  • Right? It's really good.

  • Yeah.

  • On paper, it's really simple,

  • but no, it's really satisfying.

  • Agreed.

  • Like with the prime rib, the cart comes around to

  • your section and they'll cut for all the tables.

  • Oh my God, the Zeppelin has arrived,

  • the Zeppelin is here.

  • Beef Hindenburg.

  • Wow.

  • That's some meat for you.

  • Oh my God.

  • That's the size of a man hole cover.

  • It's beautiful.

  • This is why I come here.

  • It's usually, you want baked potato or

  • mashed potato.

  • You want creamed corn or creamed spinach.

  • And then you get Yorkshire pudding,

  • to mop up all the juice.

  • Cheers guys.

  • Cheers.

  • Ganbei.

  • Holy shit this is really good.

  • I think I might just jump into a pool.

  • I don't know how he did that.

  • You were quick about it.

  • You want a bonus slice?

  • Yeah, let him take a bonus slice, yeah.

  • Awesome.

  • They do this thing,

  • where you can get just get another slice.

  • And, so Rio ate his really fast.

  • I don't know it was kind of crazy, and

  • then he got another slice,

  • and just totally took that whole thing down.

  • I only got half through mine.

  • The little team of two dudes comes over with

  • a table, they're in their suits, and they have the

  • foil and bags and they're just like, here you go.

  • Oh man.

  • We are on our way to the Olympic.

  • I actually used to work there for

  • chef Ted Fleury.

  • He's an amazing chef.

  • He, I think he's actually gonna be leaving when we

  • get there if we are on schedule, and

  • he's actually going to where we just came from.

  • Which is kinda weird and coincidental.

  • It's like a Christopher Nolan movie.

  • Yeah.

  • My buddy Andrew Yandell showed up.

  • He runs a wine

  • distributing company called Trumpet Wine.

  • We only have his wine on our list right now.

  • How are you?

  • Good, how are you?

  • Are you going to my house with my

  • roommate right now?

  • Yes I am.

  • Wanna shot?

  • Yeah, lets do a shot.

  • All right.

  • Cheers.

  • Guys, cheers, to Sunday Kenny Lumbis,

  • to House of Prime Rib.

  • Yes.

  • They make awesome drinks there.

  • They have a kitchen and a full dinner menu.

  • I feel like the food kind of goes slightly

  • unnoticed sometimes if people go there for

  • their cocktails.

  • They're really

  • cranking out some really awesome things right now.

  • We had a beef tar-tar with a really insanely

  • thin piece of rye bread.

  • It's this paper-thin piece of dehydrated piece

  • of bread, its so good.

  • The flavors are awesome.

  • And, then a really nice confit-carrot dish so

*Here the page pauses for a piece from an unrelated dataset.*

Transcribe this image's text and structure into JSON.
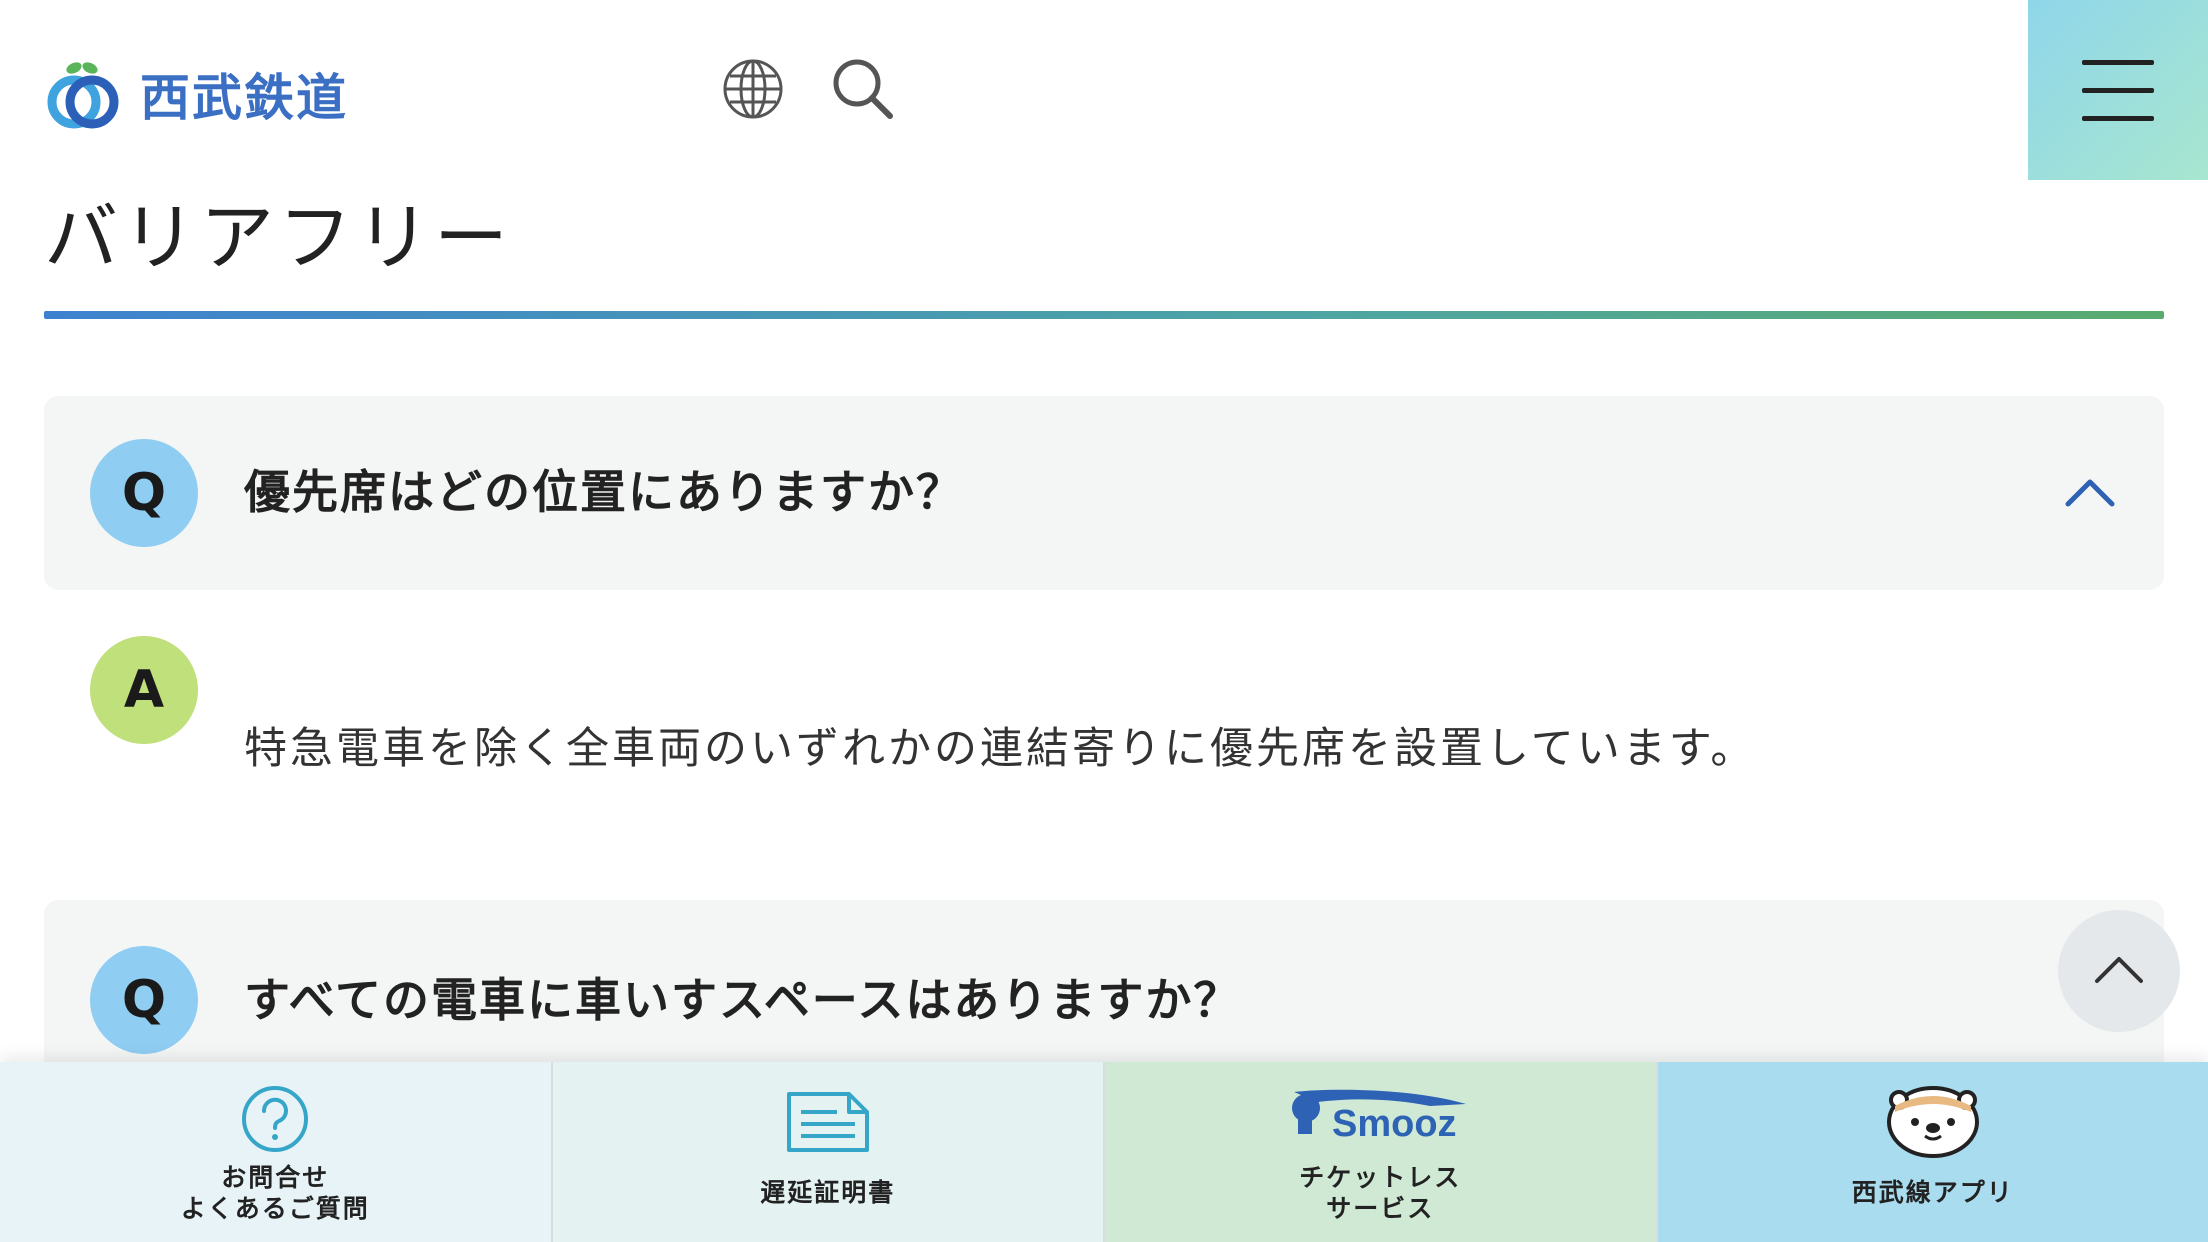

  • its all just various forms of carrot and

  • mainly confit and then there's some puree and

  • some shave and, you know, some powders.

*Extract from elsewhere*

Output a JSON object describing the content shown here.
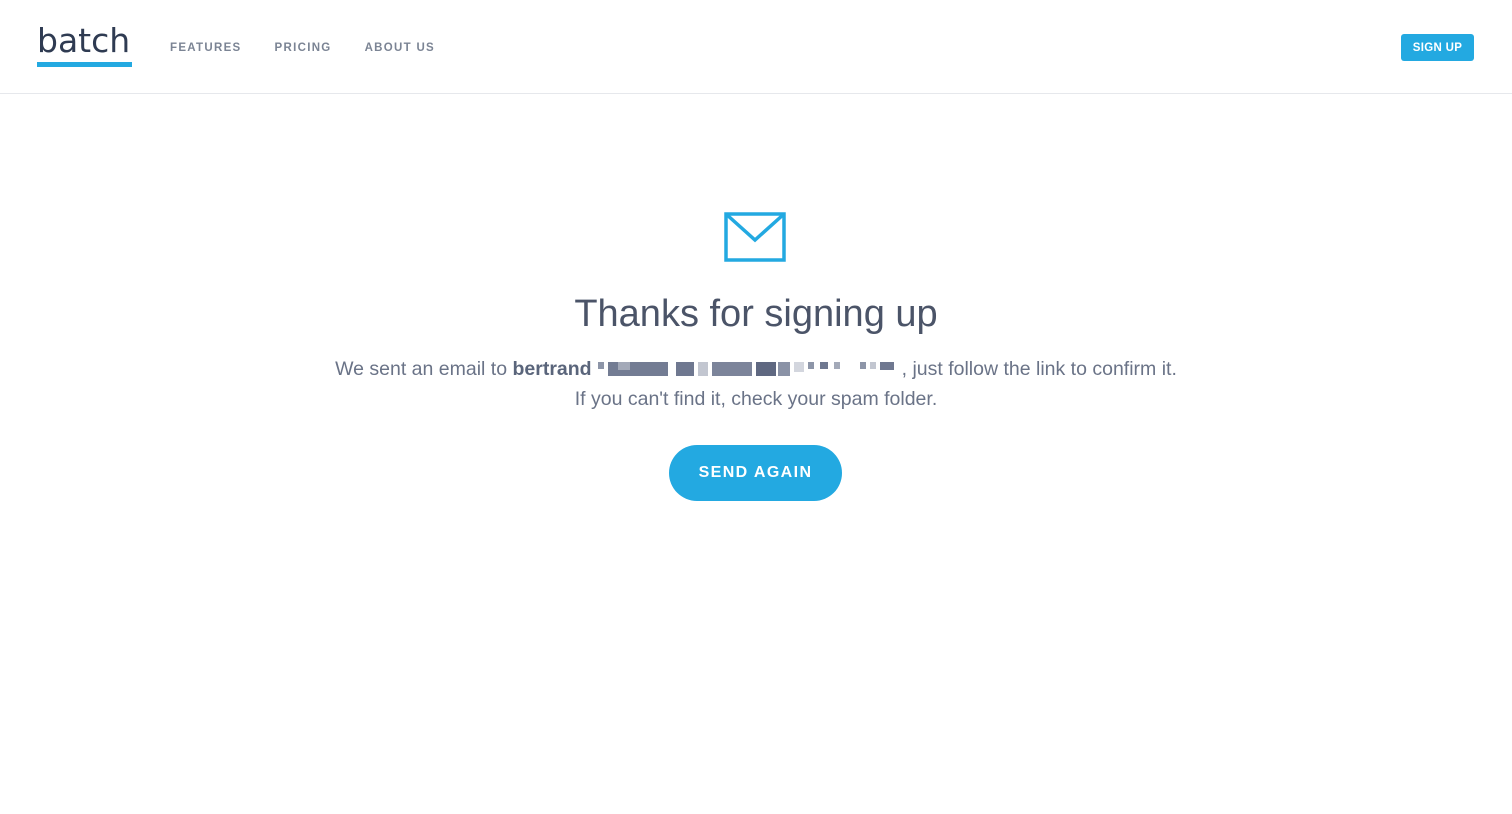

  • Oh yeah.

  • I don't normally associate carrots with

  • being savory, but that's almost a meaty carrot,

  • you know?

  • It's really good.

  • We had bone marrow.

  • I'm such a sucker for bone marrow.

  • He gets it in lengthwise cuts.

  • So, you just kind of scrape it out

  • with a spoon.

  • It's so tender.

  • We haven't had enough beef.

  • Yeah.

  • Shall we?

  • All right, should we head out to local-

  • Let's roll.

  • Drinks on the move.

  • Great.

  • Lets do it Hey, man, Lone Palm.

  • All right, let's do it.

  • We're coming up on Uranus Street, right?

  • Is that a joke?

  • Rio.

  • No.

  • No, no, no, that's not a joke,

  • there's actually a street.

  • Yeah, there's a Uranus.

  • It's a classic shot of San Francisco.

  • And at Beaver.

  • But how do you pronounce it?

  • Uranus?

  • The corner of Uranus and Beaver?

  • So, went to the Lone Palm All right.

  • Hi, what's going on?

  • My staff was there, kinda hanging out,

  • waiting for us.

  • I wanna hug him, but he's working right now.

  • Go hug him.

  • It's good, just go hug him.

  • There you go.

  • They were fucking hammered.

  • Like really drunk.